Men get to be leaders and warriors. Women get to be mystics and mothers.
Though the philosophic underpinnings of Avatar are clearly the Rousseauian notions about noble savages, which have long affected progressive thought, the male/female roles of these societies seem at odds with our notions of equality. That doesn't mean that these goals are unobtainable, but given a non-technological civilization, they're that much harder to achieve.
The literary forerunners of Avatar's screenplay are many. Poul Anderson's classic short story about a crippled scientist remotely exploring Jupiter through an artificial body ("Call Me Joe", Astounding Science Fiction, April 1957) sets the stage, while The Word for World is Forest, by Ursula K. Le Guin, (Again, Dangerous Visions, 1972) is but one example of the rebellion against colonialism that many SF writers have given voice to since the 50s. The relationship between the flying dragons and the Navi, who choose their riders and form a lifetime mind to mind bond will be immediately familiar to readers of Anne McCaffrey's Dragonriders of Pern stories, and the troubled relationship with natives and their minerals reminds us of Kirk's troubles with Horta in the ST:TOS episode, "Devil in the Darkness" (1967). Of course, the Navi are much better looking than the Horta, which makes them easier to like...but with that reality comes its own indictment of our values.

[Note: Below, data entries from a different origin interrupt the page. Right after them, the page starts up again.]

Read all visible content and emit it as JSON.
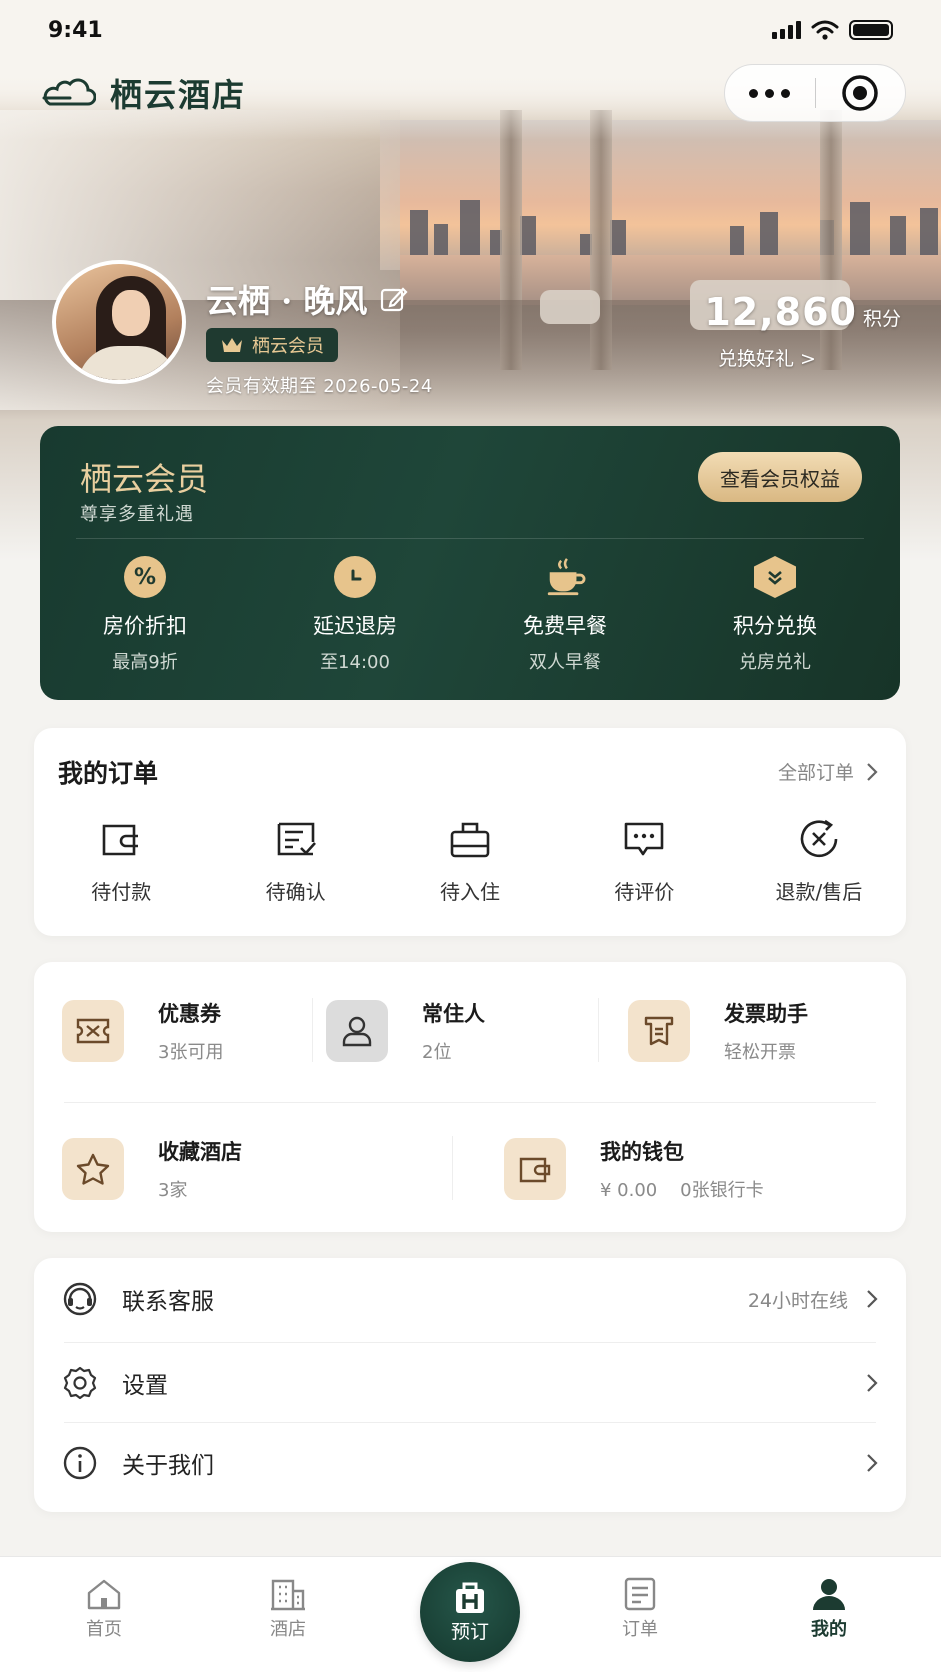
{
  "status": {
    "time": "9:41"
  },
  "brand": {
    "name": "栖云酒店"
  },
  "profile": {
    "name": "云栖 · 晚风",
    "badge": "栖云会员",
    "expiry": "会员有效期至 2026-05-24",
    "points": "12,860",
    "points_unit": "积分",
    "redeem": "兑换好礼 >"
  },
  "member": {
    "title": "栖云会员",
    "subtitle": "尊享多重礼遇",
    "benefits_button": "查看会员权益",
    "perks": [
      {
        "icon": "percent-icon",
        "title": "房价折扣",
        "sub": "最高9折"
      },
      {
        "icon": "clock-icon",
        "title": "延迟退房",
        "sub": "至14:00"
      },
      {
        "icon": "coffee-icon",
        "title": "免费早餐",
        "sub": "双人早餐"
      },
      {
        "icon": "exchange-icon",
        "title": "积分兑换",
        "sub": "兑房兑礼"
      }
    ]
  },
  "orders": {
    "title": "我的订单",
    "all": "全部订单",
    "items": [
      {
        "icon": "wallet-icon",
        "label": "待付款"
      },
      {
        "icon": "confirm-doc-icon",
        "label": "待确认"
      },
      {
        "icon": "luggage-icon",
        "label": "待入住"
      },
      {
        "icon": "comment-icon",
        "label": "待评价"
      },
      {
        "icon": "refund-icon",
        "label": "退款/售后"
      }
    ]
  },
  "tools": {
    "coupon": {
      "title": "优惠券",
      "sub": "3张可用"
    },
    "guests": {
      "title": "常住人",
      "sub": "2位"
    },
    "invoice": {
      "title": "发票助手",
      "sub": "轻松开票"
    },
    "favorites": {
      "title": "收藏酒店",
      "sub": "3家"
    },
    "wallet": {
      "title": "我的钱包",
      "balance": "¥ 0.00",
      "cards": "0张银行卡"
    }
  },
  "menu": [
    {
      "icon": "customer-service-icon",
      "label": "联系客服",
      "right": "24小时在线"
    },
    {
      "icon": "settings-icon",
      "label": "设置",
      "right": ""
    },
    {
      "icon": "info-icon",
      "label": "关于我们",
      "right": ""
    }
  ],
  "tabbar": {
    "home": "首页",
    "hotel": "酒店",
    "book": "预订",
    "orders": "订单",
    "mine": "我的"
  },
  "colors": {
    "primary": "#1c3b31",
    "gold": "#e7c48c",
    "accent_bg": "#f3e3cc"
  }
}
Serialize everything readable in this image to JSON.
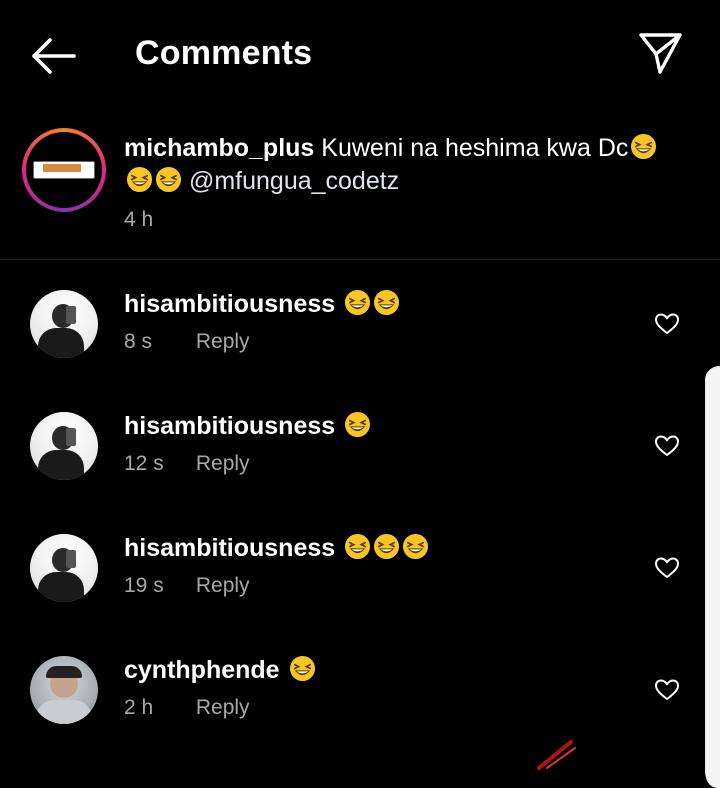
{
  "header": {
    "back_icon": "arrow-left-icon",
    "title": "Comments",
    "share_icon": "paper-plane-icon"
  },
  "caption": {
    "username": "michambo_plus",
    "text_before": "Kuweni na heshima kwa Dc",
    "mention": "@mfungua_codetz",
    "time": "4 h",
    "avatar_ring_colors": [
      "#f58529",
      "#dd2a7b",
      "#8134af"
    ]
  },
  "comments": [
    {
      "username": "hisambitiousness",
      "emoji_count": 2,
      "time": "8 s",
      "reply": "Reply"
    },
    {
      "username": "hisambitiousness",
      "emoji_count": 1,
      "time": "12 s",
      "reply": "Reply"
    },
    {
      "username": "hisambitiousness",
      "emoji_count": 3,
      "time": "19 s",
      "reply": "Reply"
    },
    {
      "username": "cynthphende",
      "emoji_count": 1,
      "time": "2 h",
      "reply": "Reply"
    }
  ],
  "icons": {
    "emoji": "grinning-squinting-face-icon",
    "like": "heart-outline-icon"
  },
  "colors": {
    "background": "#000000",
    "text": "#ffffff",
    "secondary_text": "#a8a8a8",
    "divider": "#262626"
  }
}
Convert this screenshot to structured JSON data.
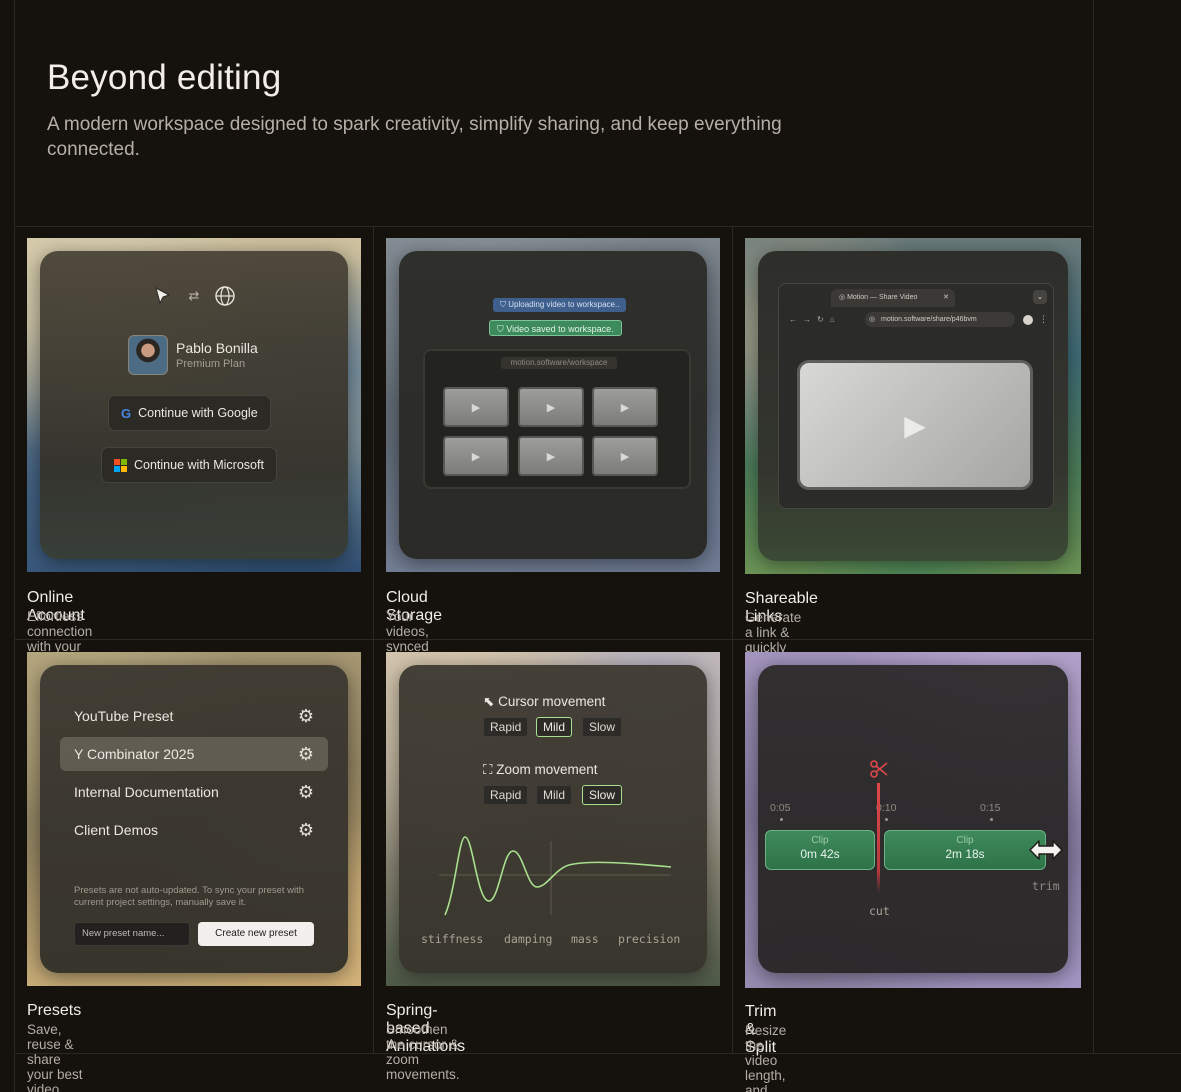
{
  "hero": {
    "title": "Beyond editing",
    "subtitle": "A modern workspace designed to spark creativity, simplify sharing, and keep everything connected."
  },
  "cards": [
    {
      "title": "Online Account",
      "subtitle": "Effortless connection with your email provider.",
      "icons": [
        "cursor-icon",
        "swap-icon",
        "globe-icon"
      ],
      "profile_name": "Pablo Bonilla",
      "profile_plan": "Premium Plan",
      "google_button": "Continue with Google",
      "microsoft_button": "Continue with Microsoft"
    },
    {
      "title": "Cloud Storage",
      "subtitle": "Your videos, synced and protected at all times.",
      "uploading_text": "Uploading video to workspace..",
      "saved_text": "Video saved to workspace.",
      "workspace_url": "motion.software/workspace"
    },
    {
      "title": "Shareable Links",
      "subtitle": "Generate a link & quickly share online.",
      "tab_title": "Motion — Share Video",
      "address": "motion.software/share/p46bvm"
    },
    {
      "title": "Presets",
      "subtitle": "Save, reuse & share your best video templates.",
      "presets": [
        "YouTube Preset",
        "Y Combinator 2025",
        "Internal Documentation",
        "Client Demos"
      ],
      "selected_index": 1,
      "note": "Presets are not auto-updated. To sync your preset with current project settings, manually save it.",
      "input_placeholder": "New preset name...",
      "create_button": "Create new preset"
    },
    {
      "title": "Spring-based Animations",
      "subtitle": "Smoothen the cursor & zoom movements.",
      "cursor_label": "Cursor movement",
      "zoom_label": "Zoom movement",
      "options": [
        "Rapid",
        "Mild",
        "Slow"
      ],
      "cursor_selected": "Mild",
      "zoom_selected": "Slow",
      "params": [
        "stiffness",
        "damping",
        "mass",
        "precision"
      ]
    },
    {
      "title": "Trim & Split",
      "subtitle": "Resize the video length, and cut clips.",
      "ticks": [
        "0:05",
        "0:10",
        "0:15"
      ],
      "clip_label": "Clip",
      "clip1_duration": "0m 42s",
      "clip2_duration": "2m 18s",
      "cut_label": "cut",
      "trim_label": "trim"
    }
  ],
  "colors": {
    "background": "#15120e",
    "accent_green": "#a9e08e",
    "clip_green": "#3f8a5a",
    "cut_red": "#e0484a"
  }
}
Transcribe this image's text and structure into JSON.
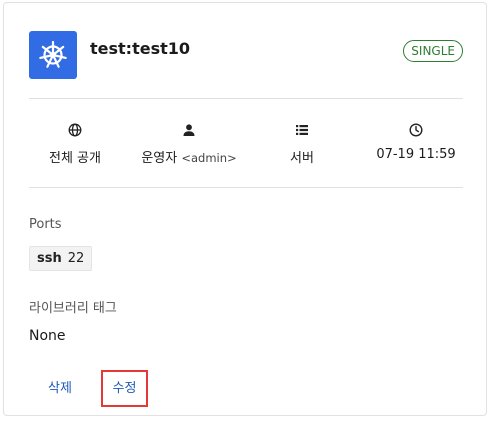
{
  "card": {
    "title": "test:test10",
    "type_badge": "SINGLE",
    "logo_icon": "kubernetes-helm-icon"
  },
  "meta": {
    "visibility": {
      "icon": "globe-icon",
      "label": "전체 공개"
    },
    "owner": {
      "icon": "user-icon",
      "label": "운영자",
      "detail": "<admin>"
    },
    "kind": {
      "icon": "list-icon",
      "label": "서버"
    },
    "updated": {
      "icon": "clock-icon",
      "label": "07-19 11:59"
    }
  },
  "ports": {
    "label": "Ports",
    "items": [
      {
        "name": "ssh",
        "number": "22"
      }
    ]
  },
  "tags": {
    "label": "라이브러리 태그",
    "value": "None"
  },
  "actions": {
    "delete_label": "삭제",
    "edit_label": "수정"
  },
  "colors": {
    "brand": "#326ce5",
    "badge": "#2e7d32",
    "link": "#1e5bb8",
    "highlight": "#e53935"
  }
}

While not exactly literary, no discussion of the look of Avatar should fail to mention Roger Dean, who's rock album art for Yes featured floating mountains very much like the ones in Avatar. Some may wonder that these precursors don't get screen credits, but these are just a few, and to list them all would be difficult at best, as they have become part of our collective cultural consciousness, and even Cameron is probably aware of only some. You could easily do a dissertation on the many sources for the ideas in Avatar with no fear of running out of material...and I'd like to read it when it's done.
It's been said that fantasy's popularity is in part because it's easy to get, while SF requires an understanding of the genre that most viewers don't have. Watching Avatar, chock full of SF's classic ploys, I think that time may have passed. I doubt that any of the SF tricks and traps show here, and there are plenty, baffle viewers. The good news is that audiences get it. The bad news is that they're robbed of some of the wonder that figuring it out affords.
In final analysis, Avatar is a terrific film, but it's more a vehicle for its special effects than for its story. If the film could have been made back immediately after Titanic, as Cameron had wanted, the story would have had more impact, but today it's not telling us anything audiences don't know. The result of this, and the secondary role of the characters to the show, is that neither plot nor character interplay is likely to hook viewers into coming back over and over, which made Titanic's gross....titanic.
The immersive reality aspect of the film may be enough to bring viewers in for more than one go though, and who knows, it may even spur a new wave of home theater technology so that they can get the experience on the big (home) screen as well.
But that will come later. For now, go see it on the big screen, either in 3D or Imax 3D...but we advise you to pass on the 2D version, which falls short on immersive experience.